The principles in 1 Thessalonians 5 have caused me to think about freedoms and the Christian witness. In a culture where Christianity no longer is associated with goodness, I’m challenged to be what Christ really wants us to be. Christians Muslims in the Middle East are giving their lives for Jesus Christ and most American Christians don’t think of giving up personal freedoms for the sake of another. I’m guilty of sitting in this camp. I wonder if you are, too.
Let’s prove all things, cling to what is good, and abstain from all appearances from evil for the sake of others, not our selves. I’ve been convicted by this. Will you join me?
Father, keep us in your Word and equip each of us to discern what you are calling us to. Help us to heed the conviction of the Holy Spirit when we are being legalist or exercising our freedoms which may not glorify you to someone watching us. Give us your heart and burden for those you want to draw to you, including our kids. Amen.
Your post reminded me of a conversation I had with a Christian friend as we walked the beach of Lake Michigan recently. We were discussing modesty, Christian witness, consistency in living out our faith, avoiding hypocrisy and restricting our freedoms for the good of others, etc.
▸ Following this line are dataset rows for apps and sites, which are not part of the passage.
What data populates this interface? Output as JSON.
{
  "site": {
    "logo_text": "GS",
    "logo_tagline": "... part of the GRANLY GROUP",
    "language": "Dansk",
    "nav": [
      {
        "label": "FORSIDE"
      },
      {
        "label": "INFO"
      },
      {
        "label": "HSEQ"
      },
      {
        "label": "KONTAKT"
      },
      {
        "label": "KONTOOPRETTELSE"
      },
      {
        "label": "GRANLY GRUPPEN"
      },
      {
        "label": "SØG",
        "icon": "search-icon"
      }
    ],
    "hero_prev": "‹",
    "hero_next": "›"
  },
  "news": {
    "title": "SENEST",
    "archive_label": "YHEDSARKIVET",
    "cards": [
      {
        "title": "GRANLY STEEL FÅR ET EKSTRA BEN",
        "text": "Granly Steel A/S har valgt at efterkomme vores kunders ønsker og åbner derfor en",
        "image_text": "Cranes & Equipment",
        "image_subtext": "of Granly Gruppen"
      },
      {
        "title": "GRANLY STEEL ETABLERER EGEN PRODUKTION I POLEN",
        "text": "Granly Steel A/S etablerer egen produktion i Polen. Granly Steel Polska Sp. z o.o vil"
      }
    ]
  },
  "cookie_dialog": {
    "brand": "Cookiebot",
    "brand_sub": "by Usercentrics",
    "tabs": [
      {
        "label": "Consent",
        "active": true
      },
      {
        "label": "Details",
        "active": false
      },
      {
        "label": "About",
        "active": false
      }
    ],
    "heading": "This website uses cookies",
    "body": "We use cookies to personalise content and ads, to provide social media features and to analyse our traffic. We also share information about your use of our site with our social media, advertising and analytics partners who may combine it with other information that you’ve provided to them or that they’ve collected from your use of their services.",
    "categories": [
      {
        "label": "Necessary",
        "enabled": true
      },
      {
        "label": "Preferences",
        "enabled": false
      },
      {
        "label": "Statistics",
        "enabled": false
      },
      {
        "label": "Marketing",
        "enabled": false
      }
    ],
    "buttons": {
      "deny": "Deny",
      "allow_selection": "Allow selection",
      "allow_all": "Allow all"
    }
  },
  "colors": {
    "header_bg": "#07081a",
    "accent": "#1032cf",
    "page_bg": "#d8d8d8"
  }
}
And our basic question was – why does the standard of modesty go out the window just because the clothing is different material/different colors than our underwear and we have a pool or lake and beach in the environment?! If we would not go to Walmart or church in our underwear, why go to the beach that way? Does being at the beach make adult men and teenage boys not struggle with lust?! For the two of us, it was much more a discussion of the evident hypocrisy and refusal to be concerned about the effect our witness had on others than it was about the style of swimwear. Unfortunately, I have to agree with you – while so many Christians in other countries are choosing to lay down their actual lives for Christ, we as American Christians are too much talk and not enough walk in regards to consistently living out our faith for God’s glory and the good of others. Thanks for the post – it’s nice to know we were of the same frame of mind. 🙂
Thank you so much for your thoughts, Tiffany. So many areas fall into this realm!
If you can’t be an example for your children, then what good will your authority be? I, as the mother of a 14 year old daughter, I willingly engage in wholesome activity vs. living it up, and I limit my friends to those who reflect the same values and principles as I do. Otherwise I look just like everybody else who does whatever makes them happy at the moment. In contrast when I stand my ground on what i believe is good and right….saying people don’t act like that, or maybe talk like that, or make worldy and destructive choices, she says Daddy does, my friends do! So, there I’ve lost everything I’m trying to instill in her. She says they do not have the same morals as I do. I know we can’t expect people to follow Christian paths if that is not the life they have chosen. All I can do is be a voice and hope perhaps I will be heard.
Thank you for being a strong example for your family and others, Allison. Continue to do what the Lord places on your heart! Our kids do look to us!